For what? Minus celcius degree weather, winds that slash your face with invisible ice daggers, and the never-ending coldness. Doesn't sound too pleasant huh?
To be quite honest, it hasn't been all that bad. Having a "season" is definitely something most Southern Californians take for granted. Not because we're all superficial, or need a constant tan, but it's primarily because we never have the opportunity to experience such wonders. About two months ago, Korea was hit with a record breaking snowfall that halted all activities in the country, including schools! That day I left from my Aunt's house in Suwon (about an hour south of Seoul) around 10 AM, and got to my school around 3 PM, only to be told that I could go home because the busses could not shuttle the students to school. What a great break for a Monday I thought! The minute I sneak in a "f*ck yes!" I'm told I would have to make it up that Saturday! -__- Awesome. Anyways, it's March now and Spring should be arriving sooner than later.
Even in Korea I still value my weekends like every other individual in the work-force. Most of that time has been spent hanging out with hj and jungle. With our Nikons strapped, we shoot up every district we go to, and make tourists look like... well tourists. I'm too lazy to repost all the pictures that I've shot, but you can definitely find them on that social networkin g site. You know! (the one that beat out myspace, and is now crawling with creepers and bots). We were also graced with the presence of Jason Kim, and Janice Kang (thanks you two!). Hopefully, we will have more visitors in the coming months. Recently, I have been a home-body, opting to stay in-doors, and playing with my cousins. I can't wait for t-shirt days, and biking along the river.
Some things I've noticed here:
1. Shopping is a national pastime.
2. Drinking is a national hobby.
3. Smoking is a national leisure activity.
4. Passing out on the subway is acceptable.
5. Err... passing out ANYWHERE is acceptable.
6. Korean food is not that expensive.
7. Too bad everything else is!
8. Public transportation is awesome!
9. If you don't mind sitting next to ajushi's that reek of alcohol.
10. Everyone's watching something on their cell phone.
11. I can watch a starcraft match on tv while running on the treadmill.
12. I can simultaneously watch a Big Bang music video while biking.
13. Anything American is 35% over-priced.
14. Need any McDonalds, Burger King, Starbucks, Coffee Bean, Dunkin Donuts, Krispy Kreme, 7-11, Black Angus (wtf?). I know I'm missing more...
15. Being a couple requires matching shoes, or matching winter jackets. Or both.

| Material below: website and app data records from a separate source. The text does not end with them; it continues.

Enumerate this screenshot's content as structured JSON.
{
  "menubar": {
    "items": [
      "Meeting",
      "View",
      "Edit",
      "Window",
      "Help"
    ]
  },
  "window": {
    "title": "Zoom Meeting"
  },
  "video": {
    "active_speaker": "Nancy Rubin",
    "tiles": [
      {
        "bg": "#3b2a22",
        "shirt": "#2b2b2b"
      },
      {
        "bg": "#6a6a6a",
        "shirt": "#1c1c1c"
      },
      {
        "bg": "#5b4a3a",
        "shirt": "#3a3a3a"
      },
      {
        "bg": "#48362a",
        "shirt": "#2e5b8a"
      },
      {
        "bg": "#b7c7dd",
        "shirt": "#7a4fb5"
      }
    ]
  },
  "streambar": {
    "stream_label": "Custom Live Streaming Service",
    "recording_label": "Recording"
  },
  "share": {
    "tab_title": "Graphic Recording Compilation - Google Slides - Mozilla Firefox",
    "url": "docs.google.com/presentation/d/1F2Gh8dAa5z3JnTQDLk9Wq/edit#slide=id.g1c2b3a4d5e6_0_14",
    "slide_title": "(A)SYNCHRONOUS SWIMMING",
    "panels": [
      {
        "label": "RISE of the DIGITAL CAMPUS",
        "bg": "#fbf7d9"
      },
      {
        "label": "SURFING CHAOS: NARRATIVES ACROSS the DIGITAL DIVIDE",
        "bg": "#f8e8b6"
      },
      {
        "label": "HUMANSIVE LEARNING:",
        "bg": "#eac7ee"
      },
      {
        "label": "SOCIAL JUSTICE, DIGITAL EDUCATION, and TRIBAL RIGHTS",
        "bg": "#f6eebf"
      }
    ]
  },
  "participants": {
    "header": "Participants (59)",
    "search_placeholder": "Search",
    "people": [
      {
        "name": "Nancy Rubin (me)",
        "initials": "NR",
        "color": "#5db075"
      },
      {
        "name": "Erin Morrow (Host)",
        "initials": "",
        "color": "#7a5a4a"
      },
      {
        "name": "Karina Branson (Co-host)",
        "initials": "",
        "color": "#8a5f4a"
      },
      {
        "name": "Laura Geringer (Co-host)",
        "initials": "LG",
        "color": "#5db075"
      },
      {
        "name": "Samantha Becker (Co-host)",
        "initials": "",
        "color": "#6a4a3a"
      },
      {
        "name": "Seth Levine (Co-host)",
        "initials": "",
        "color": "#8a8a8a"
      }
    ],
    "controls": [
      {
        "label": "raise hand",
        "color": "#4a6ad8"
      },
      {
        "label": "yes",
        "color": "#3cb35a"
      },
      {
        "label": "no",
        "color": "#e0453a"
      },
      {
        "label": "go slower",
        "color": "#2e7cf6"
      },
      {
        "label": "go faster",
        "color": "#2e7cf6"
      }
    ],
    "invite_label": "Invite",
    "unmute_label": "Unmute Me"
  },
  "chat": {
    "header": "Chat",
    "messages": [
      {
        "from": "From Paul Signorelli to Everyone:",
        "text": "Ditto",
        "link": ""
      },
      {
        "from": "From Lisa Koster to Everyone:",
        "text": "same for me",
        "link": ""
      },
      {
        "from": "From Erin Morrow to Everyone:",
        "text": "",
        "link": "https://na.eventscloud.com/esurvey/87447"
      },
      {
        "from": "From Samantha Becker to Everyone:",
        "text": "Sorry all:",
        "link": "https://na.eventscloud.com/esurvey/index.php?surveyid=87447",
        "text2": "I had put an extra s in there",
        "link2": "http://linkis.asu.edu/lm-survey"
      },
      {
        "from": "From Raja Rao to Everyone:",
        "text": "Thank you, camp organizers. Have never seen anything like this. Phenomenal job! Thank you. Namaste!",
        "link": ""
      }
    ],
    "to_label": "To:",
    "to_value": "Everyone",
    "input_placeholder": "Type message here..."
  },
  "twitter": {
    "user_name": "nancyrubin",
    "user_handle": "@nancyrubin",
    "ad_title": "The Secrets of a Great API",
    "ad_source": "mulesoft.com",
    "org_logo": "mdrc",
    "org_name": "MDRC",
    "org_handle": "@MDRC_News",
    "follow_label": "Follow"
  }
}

16. Being single means you're hanging out with friends that are of the same sex.
17. There are a million foreigners here.
18. You either stop abruptly, or the car takes you out. Pedestrians do not have the right of way.
19. PC bang, DVD Room, Karaoke, Billiards, Bar, Cafe - ALL IN ONE BUILDING!
20. Everyone wants to know your age, and if your single or taken.
Oh man. I could go on, but I think it'll be more fun if I made another list later. Maybe 3 months later? Heh. I should definitely blog more often, cause everyday is an adventure for the most part, especially when it comes to teaching. However, my favorite days are those that are interrupted by non-Korean speaking foreigners seeking help. One day while I was heading home after work, an IT consultant (of Indian descent) asked if the seat next to me was taken. I said no, and we talked about what brought us here to Korea. He was on a business trip, and I told him I was teaching English. That turned into a forty minute conversation about absolutes, words, and experiences. Suffice it to say he was an extremely knowledgeable man, and the rationale he provided me that night was invaluable. It is impossible for me to rewrite our script, but I will let you in on a seemingly obvious truth: go and seek your own wisdoms, find your zen master.
Last week I finished up my Winter semester, and I already miss my old kids. Some of them were rascals, many of them were adorable, and a few were straight geniuses. Nonetheless, I am interested in seeing how these new kids will be this semester. I got one kid whose going to be a comedian when he grows up. I literally LOLed in the middle of class today. Fortunately, I have to work on Saturdays now. There go my weekends! Just a little run down of my work schedule incase you were wondering (probably not, but what the heck). I usually leave for work around 2pm, arrive at work around 2:30pm, prep my classwork, teach from 4pm to 10pm (with a 5 minute break every 55 minutes), and finally get home around 10:40-10:45pm (depending on the timing of the busses and subways). What do you think? Regardless of that seemingly hectic lifestyle I am thankful that my co-workers are all fascinating people, who have all come from different walks of life that teach me something new every day. It's a different lifestyle out here, with divergent customs, and new habits; but so far it has given me a lot of insight, and I've come to appreciate more of the simpler things in life, and the things that I had taken for-granted.